Tips for cooking and eating well
With the price of food on the increase, eating well can be a challenge for many families. It’s very easy to reach for cheap ready meals, especially if you’ve got a busy life and you don’t have much time on your hands. But cooking fresh food needn’t be expensive or time consuming; it is important for older people to eat healthily and maintain a nutritious diet.
In this guide, people share their advice about making the most of your ingredients and whatever is in the cupboard or fridge.
We hope that older people, their carers and families, find this information useful. Print this page to give to someone you know or use the share button on the right of this page.
Richard's advice for good food on a budget
Plan your shopping. Have an idea of what you’ll need for the week so that you don’t buy too much. You don’t want things to go off before you can use them.
Think about ‘buy two get one free’ offers even if there are only two of you. You can put the third one in the freezer.
Have one or two meat-free days a week. Years ago we couldn’t always afford meat, and it’s getting expensive again now, fish is very good for you and we poach it or bake it in the oven. Or we’ll do a big vegetable casserole with pearl barley or lentils. Because you cook the vegetables in the pot you keep all the vitamins in your stew. and the flavour develops so it tastes even better on the second day.

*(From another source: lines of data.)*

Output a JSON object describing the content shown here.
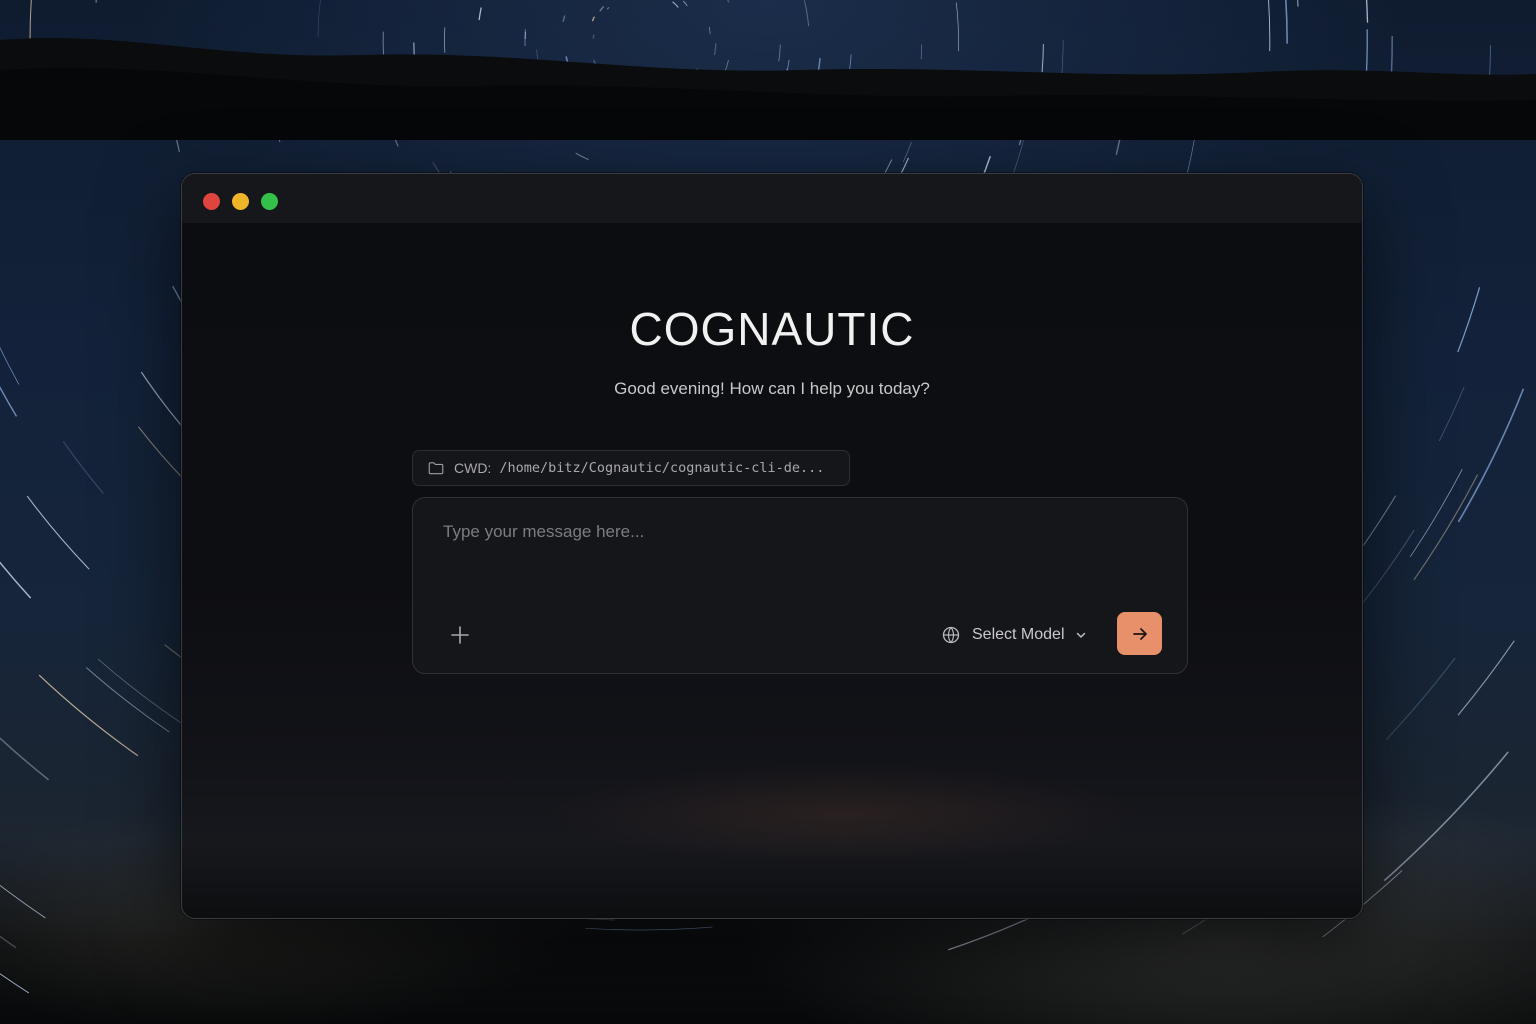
{
  "app": {
    "brand": "COGNAUTIC",
    "greeting": "Good evening! How can I help you today?"
  },
  "cwd": {
    "label": "CWD:",
    "path": "/home/bitz/Cognautic/cognautic-cli-de..."
  },
  "composer": {
    "placeholder": "Type your message here...",
    "value": "",
    "model_label": "Select Model"
  },
  "icons": {
    "cwd": "folder-icon",
    "attach": "plus-icon",
    "model": "globe-icon",
    "dropdown": "chevron-down-icon",
    "send": "arrow-right-icon"
  },
  "colors": {
    "accent": "#e8906a",
    "window_bg": "#0d0e12",
    "titlebar_bg": "#16171b",
    "close": "#e0443e",
    "minimize": "#f0b429",
    "maximize": "#34c14a"
  }
}
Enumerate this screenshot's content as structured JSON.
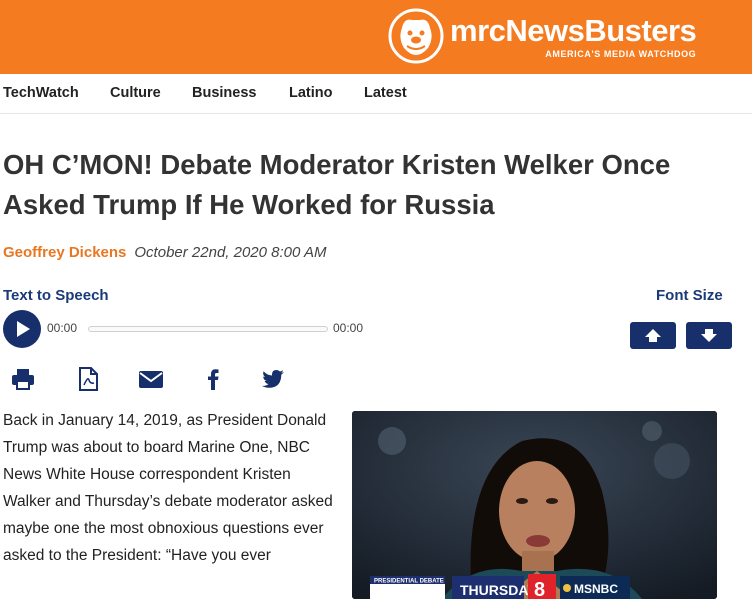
{
  "header": {
    "logo_prefix": "mrc",
    "logo_name": "NewsBusters",
    "logo_tagline": "AMERICA'S MEDIA WATCHDOG",
    "brand_color": "#f47b20"
  },
  "nav": {
    "items": [
      "TechWatch",
      "Culture",
      "Business",
      "Latino",
      "Latest"
    ]
  },
  "article": {
    "title": "OH C’MON! Debate Moderator Kristen Welker Once Asked Trump If He Worked for Russia",
    "author": "Geoffrey Dickens",
    "date": "October 22nd, 2020 8:00 AM",
    "body": "Back in January 14, 2019, as President Donald Trump was about to board Marine One, NBC News White House correspondent Kristen Walker and Thursday’s debate moderator asked maybe one the most obnoxious questions ever asked to the President: “Have you ever"
  },
  "tts": {
    "label": "Text to Speech",
    "current_time": "00:00",
    "duration": "00:00",
    "progress": 0
  },
  "font_size": {
    "label": "Font Size",
    "increase_icon": "arrow-up-icon",
    "decrease_icon": "arrow-down-icon"
  },
  "share_icons": [
    "print-icon",
    "pdf-icon",
    "email-icon",
    "facebook-icon",
    "twitter-icon"
  ],
  "photo": {
    "banner_left": "PRESIDENTIAL DEBATE",
    "banner_day": "THURSDAY",
    "banner_time": "8",
    "banner_network": "MSNBC"
  },
  "colors": {
    "accent_orange": "#e87722",
    "navy": "#17306b",
    "link_blue": "#1a3a78"
  }
}
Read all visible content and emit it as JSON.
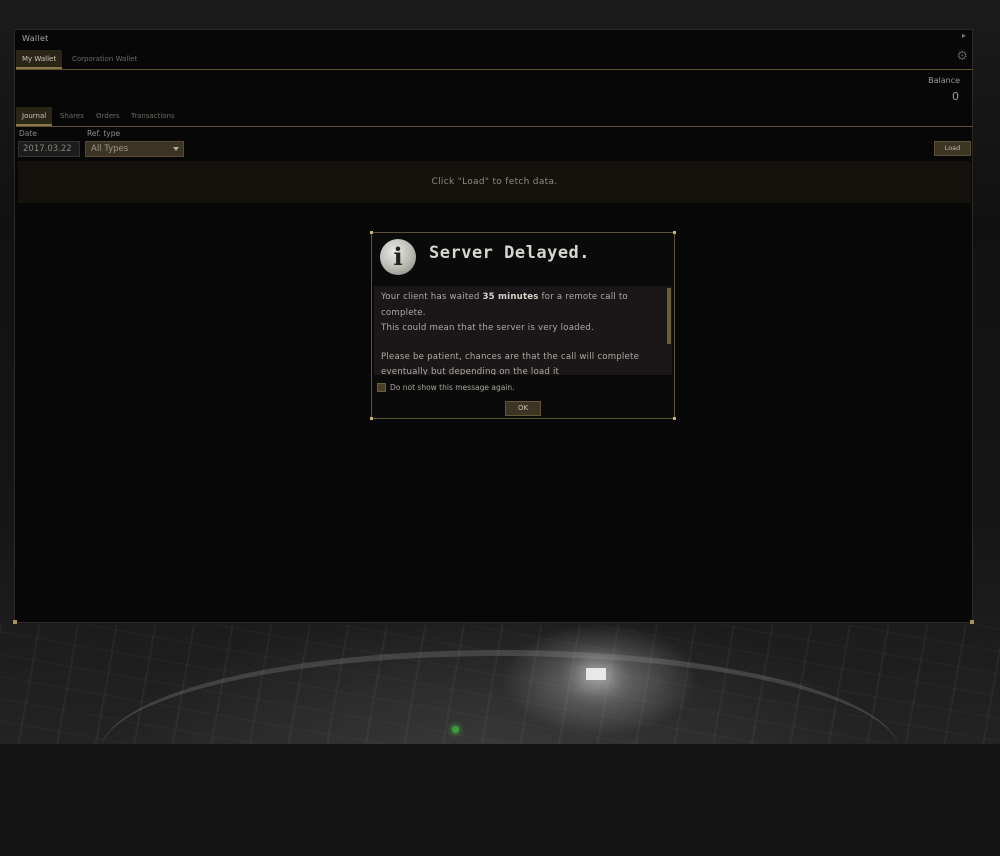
{
  "window": {
    "title": "Wallet",
    "close_glyph": "▸",
    "settings_icon": "gear-icon"
  },
  "main_tabs": [
    {
      "label": "My Wallet",
      "active": true
    },
    {
      "label": "Corporation Wallet",
      "active": false
    }
  ],
  "balance": {
    "label": "Balance",
    "value": "0"
  },
  "sub_tabs": [
    {
      "label": "Journal",
      "active": true
    },
    {
      "label": "Shares",
      "active": false
    },
    {
      "label": "Orders",
      "active": false
    },
    {
      "label": "Transactions",
      "active": false
    }
  ],
  "filters": {
    "date_label": "Date",
    "date_value": "2017.03.22",
    "ref_type_label": "Ref. type",
    "ref_type_value": "All Types",
    "load_label": "Load"
  },
  "journal": {
    "empty_message": "Click \"Load\" to fetch data."
  },
  "dialog": {
    "icon": "info-icon",
    "title": "Server Delayed.",
    "message_part1": "Your client has waited ",
    "message_bold": "35 minutes",
    "message_part2": " for a remote call to complete.",
    "message_line2": "This could mean that the server is very loaded.",
    "message_para2": "Please be patient, chances are that the call will complete eventually but depending on the load it",
    "checkbox_label": "Do not show this message again.",
    "ok_label": "OK"
  },
  "colors": {
    "accent": "#8a7846",
    "button_bg": "#3d3524",
    "window_bg": "#070707"
  }
}
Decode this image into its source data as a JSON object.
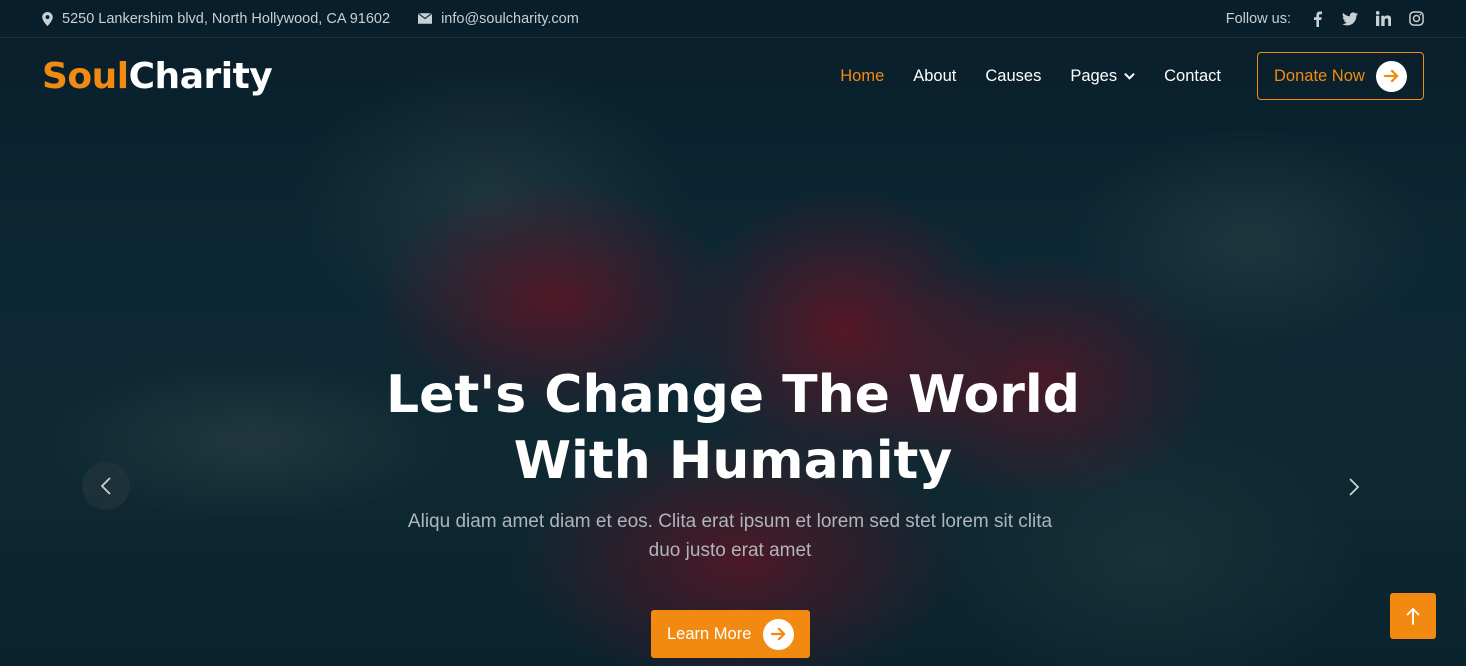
{
  "topbar": {
    "address": "5250 Lankershim blvd, North Hollywood, CA 91602",
    "email": "info@soulcharity.com",
    "follow_label": "Follow us:",
    "social_icons": [
      "facebook-icon",
      "twitter-icon",
      "linkedin-icon",
      "instagram-icon"
    ]
  },
  "brand": {
    "part1": "Soul",
    "part2": "Charity",
    "accent_color": "#f28a12"
  },
  "nav": {
    "items": [
      {
        "label": "Home",
        "active": true
      },
      {
        "label": "About"
      },
      {
        "label": "Causes"
      },
      {
        "label": "Pages",
        "has_dropdown": true
      },
      {
        "label": "Contact"
      }
    ],
    "donate_label": "Donate Now"
  },
  "hero": {
    "title_line1": "Let's Change The World",
    "title_line2": "With Humanity",
    "subtitle_line1": "Aliqu diam amet diam et eos. Clita erat ipsum et lorem sed stet lorem sit clita",
    "subtitle_line2": "duo justo erat amet",
    "cta_label": "Learn More"
  }
}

Be creative with left-overs. Boiled too many potatoes? Turn them into potato salad with some spring onions, mash them for potato cakes or add some leftover cabbage for bubble and squeak.
If you’re out during the day, take a packed lunch. When I was at work you weren’t able to go out and buy a sandwich, and we couldn’t have afforded it anyway. I always made my own and I still do. Make them the night before and put them in the fridge because you never seem to have time in the morning!
Plan your meals so you can buy just the right ingredients and not waste anything.
Look for offers but only buy the ones that will really save you money.
Good food cooked from scratch is more satisfying so it goes further.
Have a cooking day every week where you make lots of meals - may be a large stew, cottage pies or a big soup - and put portions in the freezer. That way you’ve got home-cooked food ready to pop into the microwave at the end of a busy day.
I would shop around for the best value cuts of meat like shin of beef for a casserole, and bulk it out with lots of vegetables. I would buy liver and bacon, or cuts that would do two days like chops. I remember my mum used to give us bread and butter with jelly and custard and I know now it was to fill us up!
Royal Voluntary Service is a member of the Malnutrition Task Force who aim to minimise the risk of malnutrition to make a major difference to the health and quality of life of older people.
Please exercise your common sense when considering these tips and whether to take any of the steps that may be suggested in them.
The tips have been provided by members of the public who have contributed to our Royal Voluntary Service Nationwise campaign so whilst we hope you will find them helpful, we cannot make any promises about their accuracy or completeness and we don’t accept any responsibility for the results of your reliance on them.